It was longtime friend and fellow hasher, Johnny Johnson, who – putting his head round my apartment door that August morning – uttered the immortal words, “I’ve got a map. We leave in an hour.”
Bloody hell did he have a map, but we left anyway. The family who were reputedly more knowledgeable in the ways of the desert than we (as it turned out their experience was based on family picnics in the desert), we parked up while our ‘picnic family’ squeezed as much of their ‘stuff’ into their four-wheel drive vehicle as possible. We must have sat there for nearly two hours, finally getting on our way at noon, the sun scorching down from directly overhead.
Outside temperatures were by this time more than 50 degrees centigrade. Our small group of four or five vehicles got under way heading for the family’s favourite picnic spot. Once we were a few miles into the deserted desert proper, it was apparent that we had no idea where we were going; we needed help. Parked up on some hard sand below and to our right was a typical, picture-perfect desert Bedouin tent with a few desultory camels wandering about outside. Maybe we should go and ask the way.
Nobody else seemed to want to be the one to make the approach, so I stepped out into the searing heat and walked the 150 or so metres to the tent. As I approached, I could see the whole family in the low tent were seated around their mid-day meal with baskets of dried dates, fish and rice laid out in front of them. Shit, I thought, I’m going to have to sit down and join them, and experience the true desert hospitality. It would be considered insulting to refuse if they offered hospitality but I really didn’t have time to stop for a MacDonald’s.
As I got close, it was indicated I remain standing in the sun outside the shade of the tent, I then saw the dark angry look on the father’s face; I was clearly not welcome, which was a relief. As he looked up at me from a few yards away, he implied by the unasked question, “What the bloody hell do you want, and where do you think you’re going?” I did the respectful “Salam Ali Cum” bit and then asked, in my very best (crap), Arabic: “which way to Saudi?”
He waved a piece of fish in such a way that it indicated nothing. Clearly he had no interest in being helpful and simply wanted me to go away. I tried again. “Is this the way to Saudi?” He probably thought it was too bloody stupid a question to answer.
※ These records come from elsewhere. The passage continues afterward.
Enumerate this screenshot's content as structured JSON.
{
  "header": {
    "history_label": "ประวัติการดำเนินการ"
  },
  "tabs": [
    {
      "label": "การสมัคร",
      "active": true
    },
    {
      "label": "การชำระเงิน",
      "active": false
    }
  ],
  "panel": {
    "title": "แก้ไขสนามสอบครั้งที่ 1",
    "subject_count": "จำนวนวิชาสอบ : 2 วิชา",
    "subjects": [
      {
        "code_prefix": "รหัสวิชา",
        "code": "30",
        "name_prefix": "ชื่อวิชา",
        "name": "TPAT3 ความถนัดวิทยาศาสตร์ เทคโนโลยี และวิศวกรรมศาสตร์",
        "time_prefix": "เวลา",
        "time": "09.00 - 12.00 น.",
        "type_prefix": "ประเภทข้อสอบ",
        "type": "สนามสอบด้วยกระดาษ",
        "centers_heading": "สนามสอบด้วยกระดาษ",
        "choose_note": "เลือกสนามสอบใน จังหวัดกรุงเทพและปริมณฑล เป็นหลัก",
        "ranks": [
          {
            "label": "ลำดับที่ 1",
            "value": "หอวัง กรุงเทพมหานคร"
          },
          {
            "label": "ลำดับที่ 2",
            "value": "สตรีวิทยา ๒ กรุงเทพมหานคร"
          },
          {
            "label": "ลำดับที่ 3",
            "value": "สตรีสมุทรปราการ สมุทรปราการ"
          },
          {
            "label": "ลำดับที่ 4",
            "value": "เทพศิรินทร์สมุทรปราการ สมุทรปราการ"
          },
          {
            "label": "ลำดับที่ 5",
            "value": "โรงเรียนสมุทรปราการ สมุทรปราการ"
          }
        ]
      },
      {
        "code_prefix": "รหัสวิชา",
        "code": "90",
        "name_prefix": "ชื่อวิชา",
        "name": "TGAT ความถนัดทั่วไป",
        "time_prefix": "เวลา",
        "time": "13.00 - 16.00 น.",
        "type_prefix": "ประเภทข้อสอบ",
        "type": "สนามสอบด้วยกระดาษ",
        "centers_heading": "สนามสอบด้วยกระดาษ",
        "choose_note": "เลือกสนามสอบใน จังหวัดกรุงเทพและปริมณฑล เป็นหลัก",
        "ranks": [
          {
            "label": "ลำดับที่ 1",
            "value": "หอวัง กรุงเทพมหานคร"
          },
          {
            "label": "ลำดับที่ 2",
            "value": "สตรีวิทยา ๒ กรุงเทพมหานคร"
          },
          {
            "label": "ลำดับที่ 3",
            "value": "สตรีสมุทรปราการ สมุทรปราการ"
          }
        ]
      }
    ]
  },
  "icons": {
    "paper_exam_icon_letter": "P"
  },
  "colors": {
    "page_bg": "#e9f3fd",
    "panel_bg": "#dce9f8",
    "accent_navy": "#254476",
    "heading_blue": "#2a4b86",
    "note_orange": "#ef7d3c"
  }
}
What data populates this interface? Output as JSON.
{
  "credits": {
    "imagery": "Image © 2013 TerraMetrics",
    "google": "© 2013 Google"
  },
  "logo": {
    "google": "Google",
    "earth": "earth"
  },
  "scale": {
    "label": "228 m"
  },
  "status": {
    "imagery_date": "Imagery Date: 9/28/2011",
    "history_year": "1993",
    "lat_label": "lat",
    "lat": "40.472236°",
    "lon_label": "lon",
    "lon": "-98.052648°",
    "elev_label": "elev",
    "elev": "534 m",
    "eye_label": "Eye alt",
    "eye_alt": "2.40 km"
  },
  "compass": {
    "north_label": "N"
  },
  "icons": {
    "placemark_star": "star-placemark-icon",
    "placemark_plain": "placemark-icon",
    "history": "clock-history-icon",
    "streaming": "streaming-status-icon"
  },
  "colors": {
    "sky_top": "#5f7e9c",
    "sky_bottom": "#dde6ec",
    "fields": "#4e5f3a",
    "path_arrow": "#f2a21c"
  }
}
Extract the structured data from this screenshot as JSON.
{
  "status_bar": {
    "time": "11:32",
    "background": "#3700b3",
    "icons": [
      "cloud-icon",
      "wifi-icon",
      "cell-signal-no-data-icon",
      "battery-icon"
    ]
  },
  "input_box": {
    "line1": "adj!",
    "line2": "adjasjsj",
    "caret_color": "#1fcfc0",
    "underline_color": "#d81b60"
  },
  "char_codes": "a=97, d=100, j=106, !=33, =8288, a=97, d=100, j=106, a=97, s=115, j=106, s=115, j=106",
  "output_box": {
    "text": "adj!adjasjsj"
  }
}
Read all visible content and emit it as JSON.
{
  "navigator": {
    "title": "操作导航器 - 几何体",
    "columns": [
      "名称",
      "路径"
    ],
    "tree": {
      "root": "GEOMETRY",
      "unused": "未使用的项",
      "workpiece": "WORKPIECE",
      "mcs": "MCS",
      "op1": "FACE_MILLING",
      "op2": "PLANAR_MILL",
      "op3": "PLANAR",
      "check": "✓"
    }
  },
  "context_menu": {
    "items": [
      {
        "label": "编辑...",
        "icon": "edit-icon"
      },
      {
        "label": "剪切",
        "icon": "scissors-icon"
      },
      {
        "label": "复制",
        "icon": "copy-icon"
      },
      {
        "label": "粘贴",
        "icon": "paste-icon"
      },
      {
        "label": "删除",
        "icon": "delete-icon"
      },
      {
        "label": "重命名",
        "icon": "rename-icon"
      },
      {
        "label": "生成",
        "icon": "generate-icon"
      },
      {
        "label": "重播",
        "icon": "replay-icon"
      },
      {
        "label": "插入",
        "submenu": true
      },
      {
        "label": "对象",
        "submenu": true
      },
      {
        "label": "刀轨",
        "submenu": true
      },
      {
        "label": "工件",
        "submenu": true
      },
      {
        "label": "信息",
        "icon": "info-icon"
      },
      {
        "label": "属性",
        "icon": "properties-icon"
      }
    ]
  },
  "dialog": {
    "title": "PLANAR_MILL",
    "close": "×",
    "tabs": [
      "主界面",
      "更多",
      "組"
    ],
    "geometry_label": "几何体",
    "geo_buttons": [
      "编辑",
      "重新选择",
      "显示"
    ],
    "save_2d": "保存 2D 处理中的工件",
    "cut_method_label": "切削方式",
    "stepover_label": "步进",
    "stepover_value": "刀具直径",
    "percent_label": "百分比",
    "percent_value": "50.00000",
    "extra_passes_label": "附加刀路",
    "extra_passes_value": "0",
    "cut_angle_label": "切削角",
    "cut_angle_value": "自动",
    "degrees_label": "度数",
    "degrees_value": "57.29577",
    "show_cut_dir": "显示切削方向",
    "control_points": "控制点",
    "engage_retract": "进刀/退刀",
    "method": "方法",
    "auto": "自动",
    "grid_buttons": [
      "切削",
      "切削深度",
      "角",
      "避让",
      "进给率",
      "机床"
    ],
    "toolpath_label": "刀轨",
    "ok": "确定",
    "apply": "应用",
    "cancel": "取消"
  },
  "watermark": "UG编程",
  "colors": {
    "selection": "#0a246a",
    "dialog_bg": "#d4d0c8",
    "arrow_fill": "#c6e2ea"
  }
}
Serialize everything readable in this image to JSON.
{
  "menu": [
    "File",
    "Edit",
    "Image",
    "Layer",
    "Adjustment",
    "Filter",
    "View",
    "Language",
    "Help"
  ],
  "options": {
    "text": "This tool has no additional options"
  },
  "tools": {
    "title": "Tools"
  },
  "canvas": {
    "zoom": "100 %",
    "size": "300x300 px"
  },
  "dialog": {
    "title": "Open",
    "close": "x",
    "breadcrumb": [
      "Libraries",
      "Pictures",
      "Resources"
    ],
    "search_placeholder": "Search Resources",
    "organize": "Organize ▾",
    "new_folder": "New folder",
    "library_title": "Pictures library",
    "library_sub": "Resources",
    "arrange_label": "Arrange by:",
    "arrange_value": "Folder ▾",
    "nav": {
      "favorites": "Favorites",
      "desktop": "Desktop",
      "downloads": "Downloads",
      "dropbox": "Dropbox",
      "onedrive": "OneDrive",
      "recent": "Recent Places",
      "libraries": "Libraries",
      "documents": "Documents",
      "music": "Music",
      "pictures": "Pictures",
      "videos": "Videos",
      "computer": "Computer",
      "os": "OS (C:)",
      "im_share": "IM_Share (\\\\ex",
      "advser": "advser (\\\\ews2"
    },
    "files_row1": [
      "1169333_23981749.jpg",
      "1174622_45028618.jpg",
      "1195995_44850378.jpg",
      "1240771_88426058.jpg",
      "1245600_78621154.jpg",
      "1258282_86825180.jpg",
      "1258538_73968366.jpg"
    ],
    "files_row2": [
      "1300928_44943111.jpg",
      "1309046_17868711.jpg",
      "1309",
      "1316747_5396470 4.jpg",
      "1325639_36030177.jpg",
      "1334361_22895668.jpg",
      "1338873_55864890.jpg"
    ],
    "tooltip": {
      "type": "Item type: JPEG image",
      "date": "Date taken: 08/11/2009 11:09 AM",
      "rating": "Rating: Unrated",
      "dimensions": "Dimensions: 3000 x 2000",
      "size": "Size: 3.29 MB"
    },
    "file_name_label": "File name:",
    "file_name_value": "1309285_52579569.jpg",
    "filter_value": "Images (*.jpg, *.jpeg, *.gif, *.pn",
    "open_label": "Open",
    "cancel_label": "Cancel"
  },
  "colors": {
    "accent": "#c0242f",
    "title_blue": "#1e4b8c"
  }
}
Anywhere in a 90 degree arc south would lead to Saudi. Fortunately at this point one of his many children, a young lad of no more than nine or ten, jumped up. “Follow me,” he announced and set off striding back towards our small group of waiting cars.
Jumping up onto the running board, he pointed in the direction we needed to travel and we were off. We probably drove for about three miles, far enough for me to begin to worry as to how the boy would be getting back to his family. Each time I tried to inquire he would merely reply “marlish”, which pretty much meant “never mind”. Finally I decided that his walk back was far enough and made him get off. After profuse and profound “Shukhrans”, he was off striding back, dish-dash fluttering in the light breeze that had sprung up, to return to his interrupted lunch in the 50-plus degree heat.
At one stage we spotted Iraqi soldiers on the western horizon, sitting out the heat of the mid-day sun. None of them moved to intercept us – I guess they had lost interest in soldiering until later in the day. As we drew closer to the border we could make out through the haze a black line stretching across the horizon. Gradually, as it came into focus, we could see that it was a huge sand bund, maybe as much as 10 metres high, that had been pushed up over a great many years to define the Kuwaiti-Saudi border. A few days later we learnt that a Range Rover with four Brit occupants had tried to drive over it and got stuck. All four people had died.
The Saudi Border Police Station was like something out of a Beau Geste movie. In my memory it was a two-storey building and looked like it was made of mud and wattle. When we finally reached the front of the queue, an official took our passports to check, but failed to return them. “Aliens over there,” he said, indicating where we should park. HURRAY – WE WERE OUT – FREE AND CLEAR
An abbreviated extract from the book ‘Our Man in Phuket’ by Alan R. Cooke MBE. Available only from Island Furniture. Copies are free to clients, hashers and cricketers.